» TASK ITEM
The result should be all the records, exact and complete, without a single picture.

===== DATA

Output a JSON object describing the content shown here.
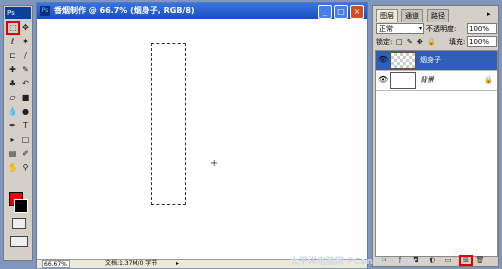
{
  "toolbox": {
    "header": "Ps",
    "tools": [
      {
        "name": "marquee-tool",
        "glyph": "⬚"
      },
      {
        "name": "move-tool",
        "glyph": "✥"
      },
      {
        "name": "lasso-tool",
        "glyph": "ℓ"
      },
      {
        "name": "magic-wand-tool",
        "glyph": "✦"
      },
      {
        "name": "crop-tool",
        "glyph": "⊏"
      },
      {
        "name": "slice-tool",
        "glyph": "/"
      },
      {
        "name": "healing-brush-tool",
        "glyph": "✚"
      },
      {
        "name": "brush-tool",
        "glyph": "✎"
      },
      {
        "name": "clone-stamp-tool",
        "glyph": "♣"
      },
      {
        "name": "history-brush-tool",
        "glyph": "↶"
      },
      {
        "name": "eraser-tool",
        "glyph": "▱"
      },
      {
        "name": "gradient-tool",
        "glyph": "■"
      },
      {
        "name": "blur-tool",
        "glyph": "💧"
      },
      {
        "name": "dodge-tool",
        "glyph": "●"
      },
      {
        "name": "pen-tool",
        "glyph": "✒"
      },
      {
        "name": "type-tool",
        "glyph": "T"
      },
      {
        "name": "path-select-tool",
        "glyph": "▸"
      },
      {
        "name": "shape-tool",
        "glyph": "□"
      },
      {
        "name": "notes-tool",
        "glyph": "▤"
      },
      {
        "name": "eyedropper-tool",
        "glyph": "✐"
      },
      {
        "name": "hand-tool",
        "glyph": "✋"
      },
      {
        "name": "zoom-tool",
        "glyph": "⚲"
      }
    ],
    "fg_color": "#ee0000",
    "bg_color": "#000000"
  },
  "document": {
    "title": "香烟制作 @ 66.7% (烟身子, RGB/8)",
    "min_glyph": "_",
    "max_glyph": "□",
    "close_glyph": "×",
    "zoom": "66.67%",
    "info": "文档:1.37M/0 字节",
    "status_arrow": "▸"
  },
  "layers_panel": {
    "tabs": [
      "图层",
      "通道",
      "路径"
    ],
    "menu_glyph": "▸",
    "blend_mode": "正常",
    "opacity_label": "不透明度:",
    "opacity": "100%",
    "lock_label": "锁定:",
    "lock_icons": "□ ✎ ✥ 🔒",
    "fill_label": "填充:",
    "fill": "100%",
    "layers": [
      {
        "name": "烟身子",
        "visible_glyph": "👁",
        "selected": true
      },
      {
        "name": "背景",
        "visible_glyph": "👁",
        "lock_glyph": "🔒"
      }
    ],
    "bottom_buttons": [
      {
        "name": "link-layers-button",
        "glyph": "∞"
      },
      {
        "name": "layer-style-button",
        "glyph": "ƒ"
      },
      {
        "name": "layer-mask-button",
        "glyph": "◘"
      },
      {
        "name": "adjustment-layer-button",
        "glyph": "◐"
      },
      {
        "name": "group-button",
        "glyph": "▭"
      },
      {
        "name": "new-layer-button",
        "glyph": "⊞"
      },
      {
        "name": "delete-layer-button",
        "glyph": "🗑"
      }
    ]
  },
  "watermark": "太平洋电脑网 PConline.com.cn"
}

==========

» ANSWER FOR THE TASK
Output a JSON object describing the content shown here.
{
  "toolbox": {
    "header": "Ps",
    "tools": [
      {
        "name": "marquee-tool",
        "glyph": "⬚"
      },
      {
        "name": "move-tool",
        "glyph": "✥"
      },
      {
        "name": "lasso-tool",
        "glyph": "ℓ"
      },
      {
        "name": "magic-wand-tool",
        "glyph": "✦"
      },
      {
        "name": "crop-tool",
        "glyph": "⊏"
      },
      {
        "name": "slice-tool",
        "glyph": "/"
      },
      {
        "name": "healing-brush-tool",
        "glyph": "✚"
      },
      {
        "name": "brush-tool",
        "glyph": "✎"
      },
      {
        "name": "clone-stamp-tool",
        "glyph": "♣"
      },
      {
        "name": "history-brush-tool",
        "glyph": "↶"
      },
      {
        "name": "eraser-tool",
        "glyph": "▱"
      },
      {
        "name": "gradient-tool",
        "glyph": "■"
      },
      {
        "name": "blur-tool",
        "glyph": "💧"
      },
      {
        "name": "dodge-tool",
        "glyph": "●"
      },
      {
        "name": "pen-tool",
        "glyph": "✒"
      },
      {
        "name": "type-tool",
        "glyph": "T"
      },
      {
        "name": "path-select-tool",
        "glyph": "▸"
      },
      {
        "name": "shape-tool",
        "glyph": "□"
      },
      {
        "name": "notes-tool",
        "glyph": "▤"
      },
      {
        "name": "eyedropper-tool",
        "glyph": "✐"
      },
      {
        "name": "hand-tool",
        "glyph": "✋"
      },
      {
        "name": "zoom-tool",
        "glyph": "⚲"
      }
    ],
    "fg_color": "#ee0000",
    "bg_color": "#000000"
  },
  "document": {
    "title": "香烟制作 @ 66.7% (烟身子, RGB/8)",
    "min_glyph": "_",
    "max_glyph": "□",
    "close_glyph": "×",
    "zoom": "66.67%",
    "info": "文档:1.37M/0 字节",
    "status_arrow": "▸"
  },
  "layers_panel": {
    "tabs": [
      "图层",
      "通道",
      "路径"
    ],
    "menu_glyph": "▸",
    "blend_mode": "正常",
    "opacity_label": "不透明度:",
    "opacity": "100%",
    "lock_label": "锁定:",
    "lock_icons": "□ ✎ ✥ 🔒",
    "fill_label": "填充:",
    "fill": "100%",
    "layers": [
      {
        "name": "烟身子",
        "visible_glyph": "👁",
        "selected": true
      },
      {
        "name": "背景",
        "visible_glyph": "👁",
        "lock_glyph": "🔒"
      }
    ],
    "bottom_buttons": [
      {
        "name": "link-layers-button",
        "glyph": "∞"
      },
      {
        "name": "layer-style-button",
        "glyph": "ƒ"
      },
      {
        "name": "layer-mask-button",
        "glyph": "◘"
      },
      {
        "name": "adjustment-layer-button",
        "glyph": "◐"
      },
      {
        "name": "group-button",
        "glyph": "▭"
      },
      {
        "name": "new-layer-button",
        "glyph": "⊞"
      },
      {
        "name": "delete-layer-button",
        "glyph": "🗑"
      }
    ]
  },
  "watermark": "太平洋电脑网 PConline.com.cn"
}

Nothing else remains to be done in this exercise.